Later, in New York, she met and would marry Hans Knoll. With her design skills and his acumen for business, they founded a small furniture company that eventually became an international leader and arbiter of style and design.
She directed the interior design arm of the company, the Knoll Planning Unit, and began to revolutionize and humanize interior design by introducing concepts such as efficiency, space planning and comprehensive design into office planning. Florence maintained that she did not merely decorate space. She created it.
An article from the New York Times in 1961 sums up the stylistic departure well:
“Then along came a woman who showed the executives that they could be just as impressive against a background of neutral or even white walls, sometimes with one wall in a. strong primary color, and that their status would not be impaired if they moved their desks to a logical, space‐saving foursquare position.”
After Hans Knoll’s untimely death in 1955, Florence took over the company and led as president through uncertain times, navigating the company successfully through difficult waters. She was only one of a few women at the time who presided over the operations of such a large company. Her strength of character, determination and uncompromising aesthetics changed not only face of interior office design, but trailblazing a pathway for other women to sit behind executive-level desks.
As a former Knoll employee, Bob Longwell recalls that she was famously critical when it came time to review. “She’d say, ‘Well, I think we should change that radius a little bit. It just doesn’t fit in with this aspect. There’s just something not right about it,’” before adding, “‘instead of being a quarter of an inch, it ought to be a three-eighth-inch radius.’” Longwell concludes, “She had that ability, to critique [something], to tear it apart and put it back together.”
Her application of design principles in solving space problems were radical departures from the standard practice in the 1950s, so much so that they’re still widely adapted and used today. In 2002 she was awarded the prestigious National Medal of Arts by the National Endowment for the Arts.
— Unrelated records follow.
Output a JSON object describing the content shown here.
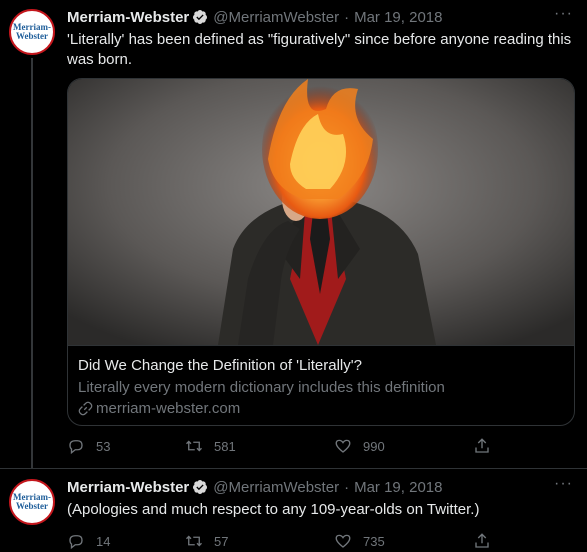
{
  "tweets": [
    {
      "display_name": "Merriam-Webster",
      "handle": "@MerriamWebster",
      "separator": "·",
      "date": "Mar 19, 2018",
      "text": "'Literally' has been defined as \"figuratively\" since before anyone reading this was born.",
      "card": {
        "title": "Did We Change the Definition of 'Literally'?",
        "description": "Literally every modern dictionary includes this definition",
        "domain": "merriam-webster.com"
      },
      "replies": "53",
      "retweets": "581",
      "likes": "990"
    },
    {
      "display_name": "Merriam-Webster",
      "handle": "@MerriamWebster",
      "separator": "·",
      "date": "Mar 19, 2018",
      "text": "(Apologies and much respect to any 109-year-olds on Twitter.)",
      "replies": "14",
      "retweets": "57",
      "likes": "735"
    }
  ],
  "avatar_logo": {
    "line1": "Merriam-",
    "line2": "Webster"
  },
  "more_label": "···",
  "colors": {
    "background": "#000000",
    "verified": "#d9d9d9",
    "secondary_text": "#71767b",
    "border": "#2f3336",
    "logo_red": "#c4161c",
    "logo_blue": "#1f5e9a"
  },
  "icons": [
    "verified-badge-icon",
    "more-icon",
    "link-icon",
    "reply-icon",
    "retweet-icon",
    "like-icon",
    "share-icon"
  ]
}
Florence Knoll’s contributions to architecture and design have made an impact for over 60 years and will certainly continue to do so for many years to come.
A recommended and more comprehensive piece about her life and theories can be found here.
Happy Birthday Florence Knoll and many happy returns!